▶ _WORK ITEM_
Could you find every line in the records below that contains the word "icon" and copy it?

▶ _ENTRIES SUPPLIED_

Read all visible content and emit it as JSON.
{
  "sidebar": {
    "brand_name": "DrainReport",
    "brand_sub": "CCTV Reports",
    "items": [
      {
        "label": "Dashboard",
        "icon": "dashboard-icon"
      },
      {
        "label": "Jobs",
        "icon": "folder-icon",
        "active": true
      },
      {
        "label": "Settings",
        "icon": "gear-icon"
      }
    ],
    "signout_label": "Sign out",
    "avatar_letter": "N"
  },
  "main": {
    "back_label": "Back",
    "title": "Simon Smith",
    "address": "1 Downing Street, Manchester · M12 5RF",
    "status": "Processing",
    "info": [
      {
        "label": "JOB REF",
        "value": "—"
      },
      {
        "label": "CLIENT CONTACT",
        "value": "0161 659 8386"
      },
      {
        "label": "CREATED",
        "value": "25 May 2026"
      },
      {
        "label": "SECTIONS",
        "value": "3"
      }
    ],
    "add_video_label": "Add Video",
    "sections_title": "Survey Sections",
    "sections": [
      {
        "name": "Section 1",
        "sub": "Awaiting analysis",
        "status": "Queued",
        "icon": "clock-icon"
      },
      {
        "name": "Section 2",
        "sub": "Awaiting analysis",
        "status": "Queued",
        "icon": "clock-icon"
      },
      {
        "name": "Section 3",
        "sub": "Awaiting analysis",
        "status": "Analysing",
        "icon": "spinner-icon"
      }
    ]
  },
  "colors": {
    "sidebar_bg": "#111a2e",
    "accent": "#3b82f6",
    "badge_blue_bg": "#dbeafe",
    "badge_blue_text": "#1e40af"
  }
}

▶ _ANSWER TO THIS EXERCISE_
        "icon": "dashboard-icon"
        "icon": "folder-icon",
        "icon": "gear-icon"
        "icon": "clock-icon"
        "icon": "clock-icon"
        "icon": "spinner-icon"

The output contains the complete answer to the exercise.